by Egbert Nohbakkon, 3 December 2022
The globalist technocrats who control The European Union (EU) have enacted new environmental protection laws which will force member states, including The Netherlands, one of the worlds most important exporters of foodstuffs in spite of its small size geographically. To meet the new targets for reducing emissions, which address nitrogen emissions from human activity rather than Carbon Dioxide, the Netherlands government proposes to shut down a large portion of its farming industry in order to comply with emissions targets predicated upon the the predicted catastrophe known as “climate change.”
Nitrogen emissions have not previously been addressed by the climate activist lobby but with more and more scientists questioning the actual extent to which Carbon Dioxide is reported to affect global mean temperature it seems a 'Plan B' is needed.
Some 3,000 farms lying in areas designated as “environmentally sensitive” in The Netherlands are now scheduled for seizure and closure, according to mainstream media reports a huge increase on the 600 farms that we reported were expected to close back in October due to the 'need' to reduce nitrogen “pollution.”
Following a summer of farmer protests that saw slow moving tractors blockade Dutch trunk roads and cause gridlock in cities as a show of opposition to the EU’s “green” agenda,
the Dutch government is still moving forward with plans to cut nitrogen
emissions in the country by at least 50 percent by the year 2030. One can only envisage the level of civil unrest growing, the Dutch are fed up with the EU and with their minority government which remains in office only because the anti democracy EU refuses to accept certain Eurosceptic political parties as partners in a ruling coalition.
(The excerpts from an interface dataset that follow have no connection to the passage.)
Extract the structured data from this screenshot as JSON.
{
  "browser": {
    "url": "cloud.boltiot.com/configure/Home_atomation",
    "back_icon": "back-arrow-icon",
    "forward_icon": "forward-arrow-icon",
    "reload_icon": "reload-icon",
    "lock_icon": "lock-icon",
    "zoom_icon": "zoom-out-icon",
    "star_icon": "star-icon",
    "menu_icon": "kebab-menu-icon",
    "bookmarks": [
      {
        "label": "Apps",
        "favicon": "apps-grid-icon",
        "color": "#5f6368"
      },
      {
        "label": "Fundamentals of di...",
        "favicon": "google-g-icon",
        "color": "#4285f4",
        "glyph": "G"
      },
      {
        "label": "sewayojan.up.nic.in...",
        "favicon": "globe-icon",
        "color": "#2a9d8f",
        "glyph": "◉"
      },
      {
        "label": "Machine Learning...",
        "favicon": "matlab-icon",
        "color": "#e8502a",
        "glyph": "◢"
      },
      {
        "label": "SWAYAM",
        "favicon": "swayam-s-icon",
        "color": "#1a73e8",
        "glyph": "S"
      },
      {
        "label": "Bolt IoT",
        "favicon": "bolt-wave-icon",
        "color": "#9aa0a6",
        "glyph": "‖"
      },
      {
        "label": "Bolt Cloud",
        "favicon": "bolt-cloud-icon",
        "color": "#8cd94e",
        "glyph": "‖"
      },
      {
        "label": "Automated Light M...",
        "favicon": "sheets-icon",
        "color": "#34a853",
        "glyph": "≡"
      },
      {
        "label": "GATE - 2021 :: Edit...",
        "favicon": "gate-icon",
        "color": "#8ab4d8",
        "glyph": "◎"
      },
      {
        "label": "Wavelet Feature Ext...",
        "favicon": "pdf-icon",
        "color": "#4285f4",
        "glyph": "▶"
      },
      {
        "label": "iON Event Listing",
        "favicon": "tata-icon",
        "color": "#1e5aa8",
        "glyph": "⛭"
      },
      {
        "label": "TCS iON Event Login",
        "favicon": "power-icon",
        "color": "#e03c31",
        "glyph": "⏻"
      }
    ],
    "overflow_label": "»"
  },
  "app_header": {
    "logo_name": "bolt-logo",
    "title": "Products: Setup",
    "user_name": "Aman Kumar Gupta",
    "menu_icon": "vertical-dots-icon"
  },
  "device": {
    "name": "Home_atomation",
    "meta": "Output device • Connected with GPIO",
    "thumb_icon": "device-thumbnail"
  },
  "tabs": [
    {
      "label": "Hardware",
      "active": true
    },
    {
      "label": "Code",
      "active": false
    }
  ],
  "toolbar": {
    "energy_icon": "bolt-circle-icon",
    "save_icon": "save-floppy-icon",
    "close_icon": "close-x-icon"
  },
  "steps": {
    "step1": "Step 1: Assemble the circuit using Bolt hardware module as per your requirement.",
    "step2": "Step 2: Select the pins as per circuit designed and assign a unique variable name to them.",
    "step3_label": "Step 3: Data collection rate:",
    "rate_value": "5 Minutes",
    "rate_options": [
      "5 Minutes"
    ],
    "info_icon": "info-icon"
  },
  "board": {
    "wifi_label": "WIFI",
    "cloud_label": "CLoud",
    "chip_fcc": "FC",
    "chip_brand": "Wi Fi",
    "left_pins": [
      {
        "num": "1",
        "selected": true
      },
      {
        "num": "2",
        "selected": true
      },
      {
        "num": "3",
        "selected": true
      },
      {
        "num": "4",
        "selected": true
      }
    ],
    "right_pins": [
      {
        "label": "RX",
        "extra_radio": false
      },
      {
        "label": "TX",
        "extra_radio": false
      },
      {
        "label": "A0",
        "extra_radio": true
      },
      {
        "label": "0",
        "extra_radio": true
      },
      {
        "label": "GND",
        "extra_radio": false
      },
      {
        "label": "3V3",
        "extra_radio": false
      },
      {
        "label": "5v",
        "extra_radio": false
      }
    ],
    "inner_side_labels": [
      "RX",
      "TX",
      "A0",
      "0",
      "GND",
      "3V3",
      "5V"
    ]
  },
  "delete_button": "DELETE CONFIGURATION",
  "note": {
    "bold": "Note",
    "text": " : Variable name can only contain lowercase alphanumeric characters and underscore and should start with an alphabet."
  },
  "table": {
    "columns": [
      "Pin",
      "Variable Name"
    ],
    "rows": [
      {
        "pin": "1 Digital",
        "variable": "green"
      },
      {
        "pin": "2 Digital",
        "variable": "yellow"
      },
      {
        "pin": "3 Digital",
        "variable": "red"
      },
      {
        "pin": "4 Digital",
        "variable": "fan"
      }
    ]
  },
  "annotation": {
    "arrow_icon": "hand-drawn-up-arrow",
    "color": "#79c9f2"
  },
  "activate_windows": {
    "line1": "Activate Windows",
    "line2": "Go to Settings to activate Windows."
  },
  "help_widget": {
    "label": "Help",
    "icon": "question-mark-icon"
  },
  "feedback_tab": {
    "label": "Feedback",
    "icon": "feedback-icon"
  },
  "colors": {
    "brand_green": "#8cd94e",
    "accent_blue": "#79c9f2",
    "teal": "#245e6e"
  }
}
This situation is currently repeated in Germany, Belgium, Spain and Greece and prevailed in Italy and Sweden until recent elections installed populist coalitions in power.
Natherland's Nitrogen Minister (yes, they have appointed a Nitrogen minister,) Christianne van der Wal recently announced that the
Dutch government will conduct a “compulsory purchase” of the country’s nitrogen-emitting farms. Farmers who own the land will
reportedly be offered deals “well over” what their properties are
actually worth. This loonytoons policy seems to be courting economic collapse as it can only reduce the trade of the country's most important exporting industry, cause a huge increase in unemployment and force The Netherlands to become a net importer of food rather than enjoying the huge trade surplus it has now.
Van der Wal added in a statement that “there is no better offer
coming” than the ones her government plans to offer. In other words,
farmers can either accept the deal and get something, or reject it and
possibly receive very little or nothing while losing their livelihoods. This is an almost perfect deinition of how fascist governments operates.
Nitrogen is an essential nutrient for life but according to academics is now being produced in greater quantities than ever before. While marginally more nitrogen (it makes up around 75% of the air we breathe,) in the atmosphere has allowed global food production to keep pace with growing human demands, it can (but has not been proved to,) also impair water and air quality, reduce plant species diversity and exacerbate global warming. All these concerns have arisen on evidence from mathematical modelling of speculative changes in the atmosphere's chemical makeup. Questions about whether the biosphere is able to soak up this extra nitrogen and what that means for the future are not being answered on the basis of real world observation. However, recent research involving academics in the Oxford Martin School’s Biodiversity Institute has shown that despite an increase in nitrogen production through industrialization, nitrogen availability in many ecosystems has remained steady over the last 500 years.
A team of researchers have studied how the atmospheric nitrogen level changes when atmospheric carbon dioxide increases. To do this they modelled palaeoecological records of nitrogen availability from the end of the last glacial period – when carbon dioxide increased rapidly – to recent times, when carbon dioxide levels have risen through the burning of fossil fuels according to climate science orthodoxy. The team collected and analysed data from the sediment records of 86 lakes across six continents representing varied ecosystems. With this data, they were able to compare past and present nitrogen cycling in various regions.